However, such provisions raise legitimate concerns about due process, and accordingly a number of States prohibit the enforcement of cognovit provisions. Indiana is one such State, as Indiana Code § 34-54-4-1 provides:
A person who knowingly:
(1) procures another to:
(A) execute as maker; or
(B) endorse or assign;
a cognovit note;
(2) being the payee, endorsee, or assignee of the cognovit note, retains possession of the cognovit note; or
(3) attempts to recover upon or enforce within Indiana a judgment obtained in any other jurisdiction based upon a cognovit note;
Commits a Class B misdemeanor.
In Jaehnen v. Booker, 806 N.E.2d 31 (Ind.App. 2004), the Indiana Court of Appeals reviewed all of the prior Indiana case law regarding cognovit notes and determined that “the evil to be avoided is the lack of due process.” Consequently, a note containing a cognovit clause is enforceable in Indiana so long as the lender does not rely upon such clause. Id., at 36. In such an instance, the lender can effectively sever the cognovit clause while relying on the rest of the enforceable negotiable instrument. Id., at 35. This is true regardless of whether the note was executed in Indiana or another State. Id., at 36.
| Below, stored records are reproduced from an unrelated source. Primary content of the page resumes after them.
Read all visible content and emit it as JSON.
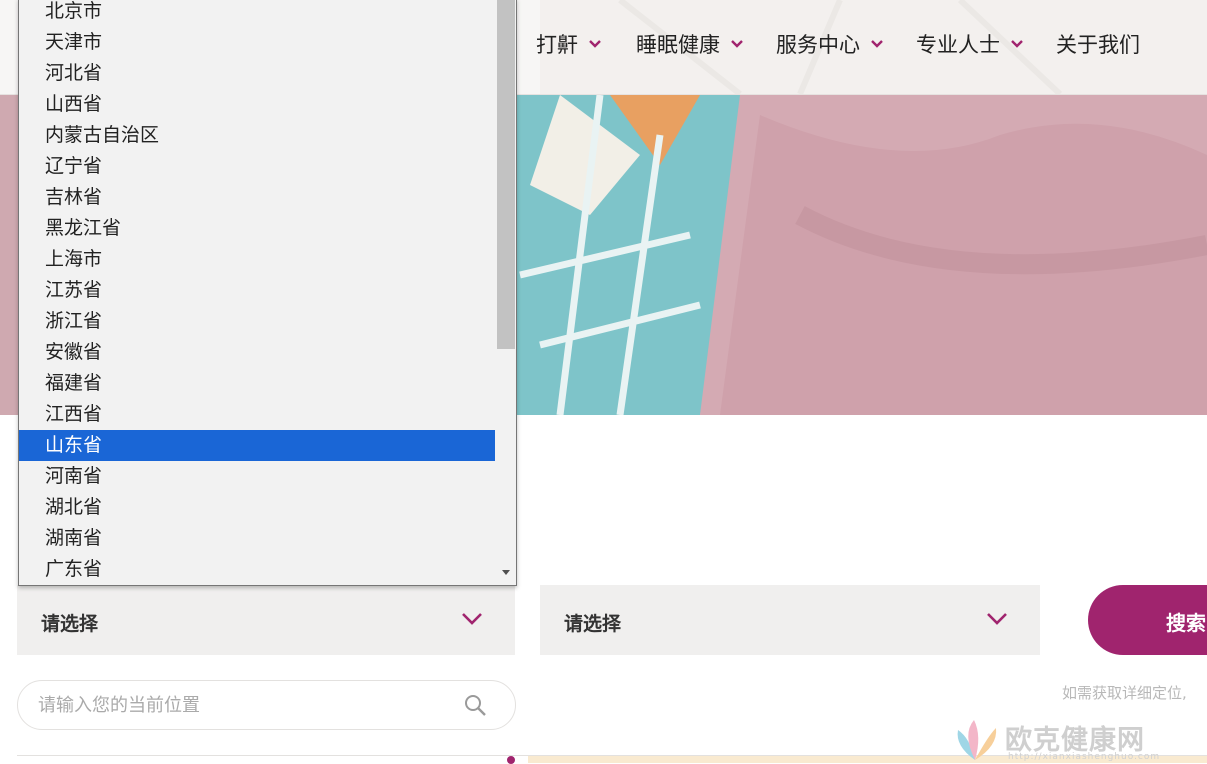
{
  "nav": {
    "items": [
      {
        "label": "打鼾"
      },
      {
        "label": "睡眠健康"
      },
      {
        "label": "服务中心"
      },
      {
        "label": "专业人士"
      },
      {
        "label": "关于我们"
      }
    ]
  },
  "dropdown": {
    "options": [
      "北京市",
      "天津市",
      "河北省",
      "山西省",
      "内蒙古自治区",
      "辽宁省",
      "吉林省",
      "黑龙江省",
      "上海市",
      "江苏省",
      "浙江省",
      "安徽省",
      "福建省",
      "江西省",
      "山东省",
      "河南省",
      "湖北省",
      "湖南省",
      "广东省"
    ],
    "selected": "山东省"
  },
  "filters": {
    "province_select": "请选择",
    "city_select": "请选择",
    "search_button": "搜索"
  },
  "location": {
    "placeholder": "请输入您的当前位置",
    "hint": "如需获取详细定位,"
  },
  "watermark": {
    "name": "欧克健康网",
    "url": "http://xianxiashenghuo.com"
  },
  "colors": {
    "accent": "#a0246e",
    "selection": "#1a66d6"
  }
}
The location of execution of a cognovit note is relevant for determining whether Indiana will give a foreign judgment full faith and credit. If a cognovit note was executed in Indiana and a judgment is entered in Ohio based on the cognovit provision, Indiana will not recognize the foreign judgment. On the other hand, if the cognovit note was executed in Ohio and a judgment is entered in Ohio, then Indiana will give full faith and credit to the Ohio judgment. See, Cox v. First National Bank of Woodlawn, 426 N.E.2d 426, 430 (Ind.App. 1981).